(Entries from a dataset of interfaces)

+---+

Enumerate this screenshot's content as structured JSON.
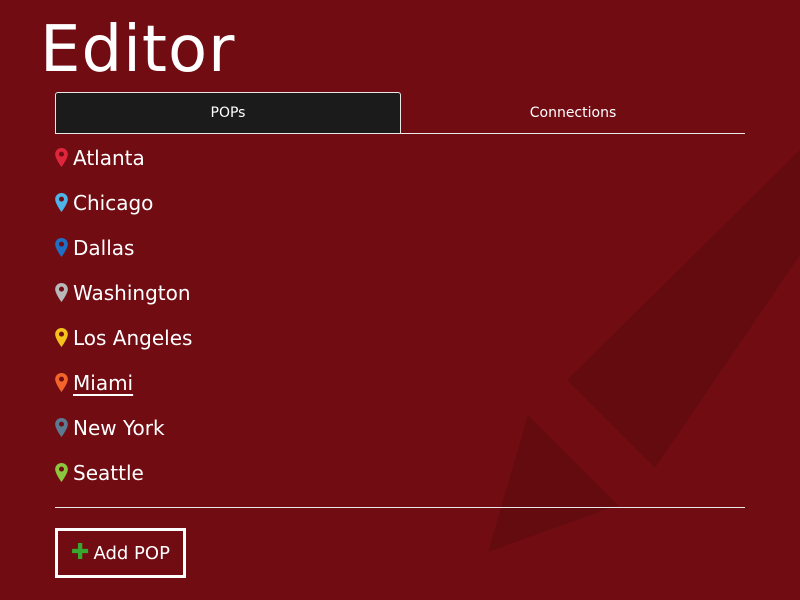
{
  "header": {
    "title": "Editor"
  },
  "tabs": [
    {
      "label": "POPs",
      "active": true
    },
    {
      "label": "Connections",
      "active": false
    }
  ],
  "pops": [
    {
      "name": "Atlanta",
      "pin_color": "#e0263c",
      "underlined": false
    },
    {
      "name": "Chicago",
      "pin_color": "#4fb4e8",
      "underlined": false
    },
    {
      "name": "Dallas",
      "pin_color": "#1f6fc4",
      "underlined": false
    },
    {
      "name": "Washington",
      "pin_color": "#b8b8b8",
      "underlined": false
    },
    {
      "name": "Los Angeles",
      "pin_color": "#f5c21b",
      "underlined": false
    },
    {
      "name": "Miami",
      "pin_color": "#f2642a",
      "underlined": true
    },
    {
      "name": "New York",
      "pin_color": "#5d7a93",
      "underlined": false
    },
    {
      "name": "Seattle",
      "pin_color": "#8cc63f",
      "underlined": false
    }
  ],
  "actions": {
    "add_pop_label": "Add POP",
    "add_icon": "plus-icon"
  },
  "colors": {
    "background": "#710c13",
    "active_tab": "#1b1b1b",
    "plus_icon": "#37a82f"
  }
}
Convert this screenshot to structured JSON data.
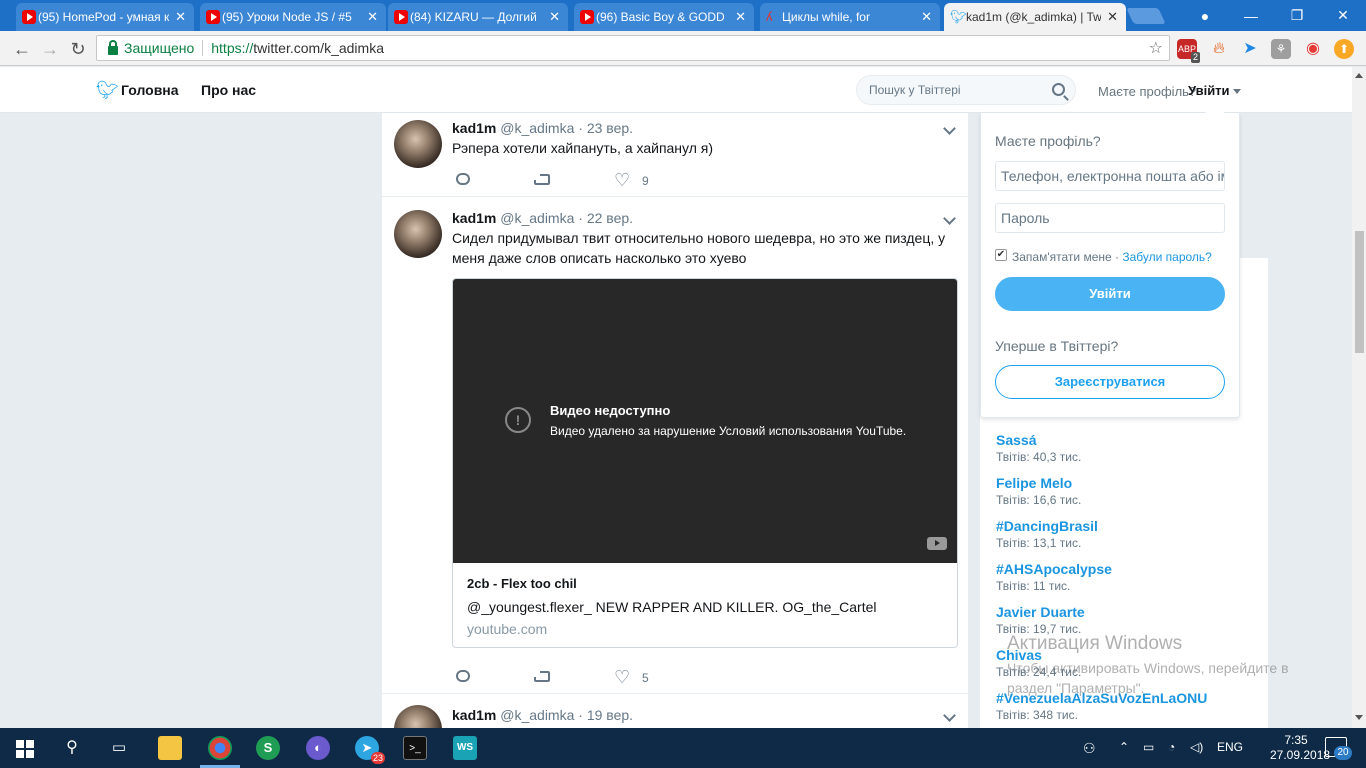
{
  "browser": {
    "tabs": [
      {
        "title": "(95) HomePod - умная к",
        "icon": "youtube-icon"
      },
      {
        "title": "(95) Уроки Node JS / #5",
        "icon": "youtube-icon"
      },
      {
        "title": "(84) KIZARU — Долгий",
        "icon": "youtube-icon"
      },
      {
        "title": "(96) Basic Boy & GODD",
        "icon": "youtube-icon"
      },
      {
        "title": "Циклы while, for",
        "icon": "html-icon"
      },
      {
        "title": "kad1m (@k_adimka) | Tw",
        "icon": "twitter-icon"
      }
    ],
    "secure_label": "Защищено",
    "url_scheme": "https://",
    "url_rest": "twitter.com/k_adimka",
    "ext_badge": "2"
  },
  "twitter": {
    "nav": {
      "home": "Головна",
      "about": "Про нас"
    },
    "search_placeholder": "Пошук у Твіттері",
    "header_prompt": "Маєте профіль?",
    "header_login": "Увійти"
  },
  "tweets": [
    {
      "name": "kad1m",
      "handle": "@k_adimka",
      "date": "· 23 вер.",
      "text": "Рэпера хотели хайпануть, а хайпанул я)",
      "likes": "9"
    },
    {
      "name": "kad1m",
      "handle": "@k_adimka",
      "date": "· 22 вер.",
      "text": "Сидел придумывал твит относительно нового шедевра, но это же пиздец, у меня даже слов описать насколько это хуево",
      "likes": "5",
      "video": {
        "title": "Видео недоступно",
        "message": "Видео удалено за нарушение Условий использования YouTube.",
        "card_title": "2cb - Flex too chil",
        "card_desc": "@_youngest.flexer_ NEW RAPPER AND KILLER. OG_the_Cartel",
        "card_domain": "youtube.com"
      }
    },
    {
      "name": "kad1m",
      "handle": "@k_adimka",
      "date": "· 19 вер."
    }
  ],
  "login_card": {
    "question": "Маєте профіль?",
    "username_placeholder": "Телефон, електронна пошта або ім",
    "password_placeholder": "Пароль",
    "remember": "Запам'ятати мене",
    "dot": " · ",
    "forgot": "Забули пароль?",
    "login_button": "Увійти",
    "new_question": "Уперше в Твіттері?",
    "signup_button": "Зареєструватися"
  },
  "trends": [
    {
      "name": "Sassá",
      "count": "Твітів: 40,3 тис."
    },
    {
      "name": "Felipe Melo",
      "count": "Твітів: 16,6 тис."
    },
    {
      "name": "#DancingBrasil",
      "count": "Твітів: 13,1 тис."
    },
    {
      "name": "#AHSApocalypse",
      "count": "Твітів: 11 тис."
    },
    {
      "name": "Javier Duarte",
      "count": "Твітів: 19,7 тис."
    },
    {
      "name": "Chivas",
      "count": "Твітів: 24,4 тис."
    },
    {
      "name": "#VenezuelaAlzaSuVozEnLaONU",
      "count": "Твітів: 348 тис."
    }
  ],
  "watermark": {
    "title": "Активация Windows",
    "subtitle": "Чтобы активировать Windows, перейдите в раздел \"Параметры\"."
  },
  "taskbar": {
    "telegram_badge": "23",
    "language": "ENG",
    "time": "7:35",
    "date": "27.09.2018",
    "notifications": "20"
  }
}
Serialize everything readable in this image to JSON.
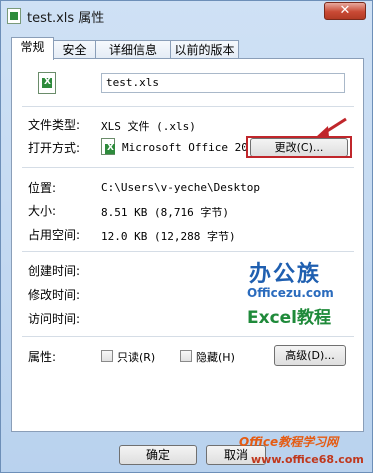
{
  "window": {
    "title": "test.xls 属性",
    "close_label": "✕"
  },
  "tabs": [
    {
      "label": "常规",
      "active": true
    },
    {
      "label": "安全",
      "active": false
    },
    {
      "label": "详细信息",
      "active": false
    },
    {
      "label": "以前的版本",
      "active": false
    }
  ],
  "general": {
    "filename": "test.xls",
    "rows": {
      "type": {
        "label": "文件类型:",
        "value": "XLS 文件 (.xls)"
      },
      "opens_with": {
        "label": "打开方式:",
        "value": "Microsoft Office 20",
        "change_button": "更改(C)..."
      },
      "location": {
        "label": "位置:",
        "value": "C:\\Users\\v-yeche\\Desktop"
      },
      "size": {
        "label": "大小:",
        "value": "8.51 KB (8,716 字节)"
      },
      "size_on_disk": {
        "label": "占用空间:",
        "value": "12.0 KB (12,288 字节)"
      },
      "created": {
        "label": "创建时间:"
      },
      "modified": {
        "label": "修改时间:"
      },
      "accessed": {
        "label": "访问时间:"
      }
    },
    "attributes": {
      "label": "属性:",
      "readonly": "只读(R)",
      "hidden": "隐藏(H)",
      "advanced": "高级(D)..."
    }
  },
  "footer": {
    "ok": "确定",
    "cancel": "取消"
  },
  "watermark": {
    "logo": "办公族",
    "domain": "Officezu.com",
    "excel": "Excel教程",
    "bottom": "Office教程学习网",
    "url": "www.office68.com"
  },
  "colors": {
    "highlight": "#c0262b",
    "accent": "#1f5fb0"
  }
}
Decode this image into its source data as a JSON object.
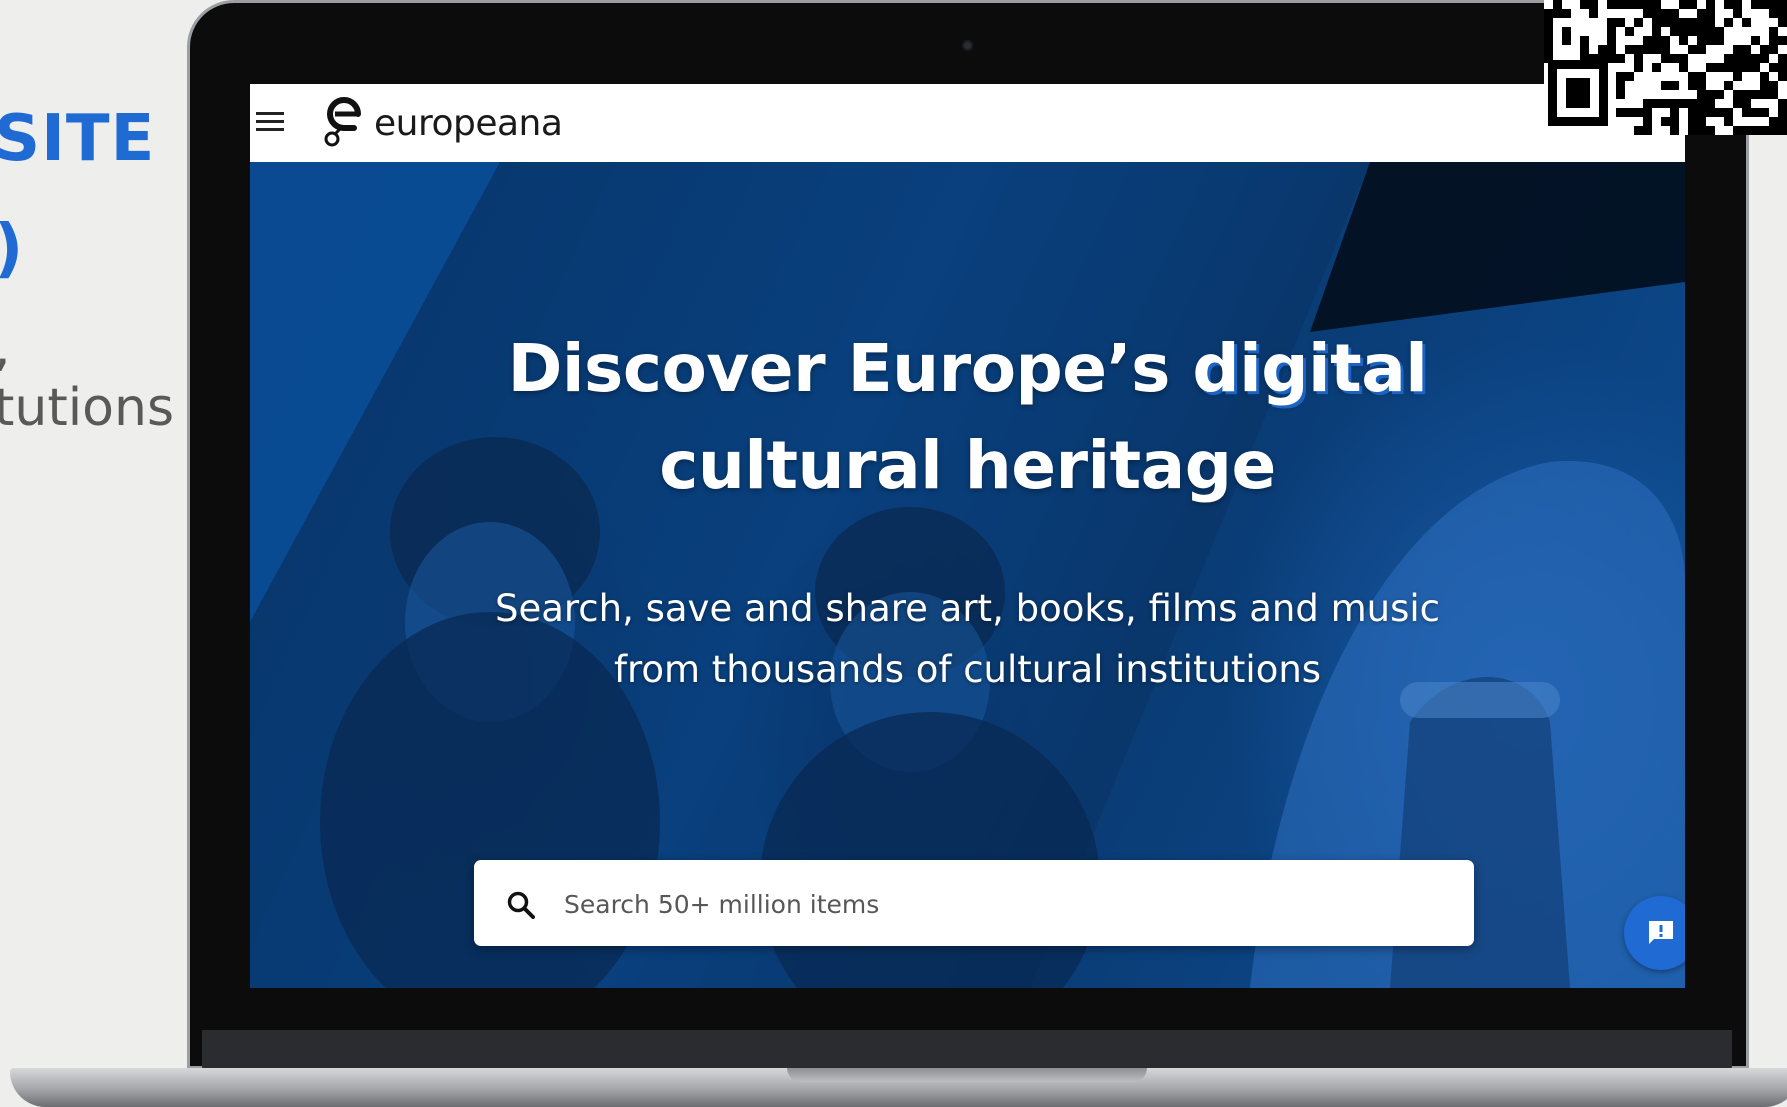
{
  "slide": {
    "title_lines": [
      "SITE",
      ")"
    ],
    "body_lines": [
      ",",
      "tutions"
    ]
  },
  "site": {
    "brand_name": "europeana",
    "hero": {
      "heading_line1_start": "Discover Europe’s ",
      "heading_line1_accent": "digital",
      "heading_line2": "cultural heritage",
      "subtitle_line1": "Search, save and share art, books, films and music",
      "subtitle_line2": "from thousands of cultural institutions"
    },
    "search": {
      "placeholder": "Search 50+ million items",
      "value": ""
    }
  },
  "icons": {
    "menu": "hamburger-menu-icon",
    "logo": "europeana-logo",
    "search": "search-icon",
    "feedback": "feedback-icon"
  },
  "colors": {
    "slide_accent": "#1f6ad3",
    "hero_overlay": "#0b4a92",
    "heading_accent_shadow": "#1b64c4",
    "feedback_button": "#1f6ad3"
  }
}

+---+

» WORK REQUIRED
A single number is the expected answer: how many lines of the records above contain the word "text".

» ANSWER SECTION
2